The importation of the substantiality requirement also presumably involved a recognition that such appearance bonds are not simply commercial contracts between the contracting agency and a guarantor. Characteristically surety companies do not issue such bonds without being fully secured by the alien. Accordingly they are likely to have little interest in the issue of forfeiture. In this case, for example, the surety, although nominally the plaintiff, has in fact made no appearances to contest the forfeiture. *449 Instead it has simply permitted its interest to be represented by the alien, who is indeed the true party in interest, since it is his liberty and his property which are in question.

Nothing in this opinion is intended to suggest that the Immigration Service should be lenient or weak in administering appearance bonds.

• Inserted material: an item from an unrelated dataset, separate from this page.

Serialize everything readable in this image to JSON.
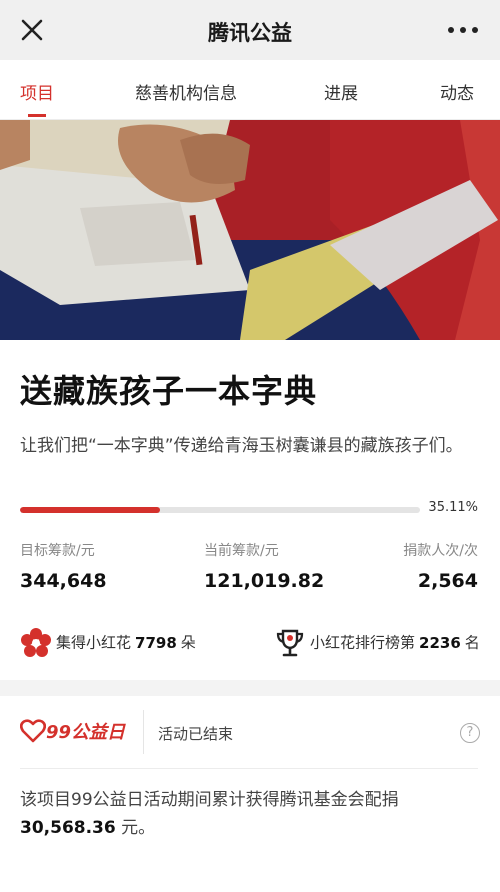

I recognize the great difficulties and frustrations involved in managing this complex system, as well as the importance of exacting strict compliance with appointments set for hearings. As the regulation states, substantial violations appropriately warrant forfeiture. But that is not to say that every violation is substantial, regardless whether trifling, accidental or incurred in good faith.

The judgment of the Regional Commissioner is vacated and the matter is remanded in order that the examiner can determine what were the facts of the violation and whether, on such facts, the violation was "substantial" within the meaning of 8 C.F.R. § 103.6(e).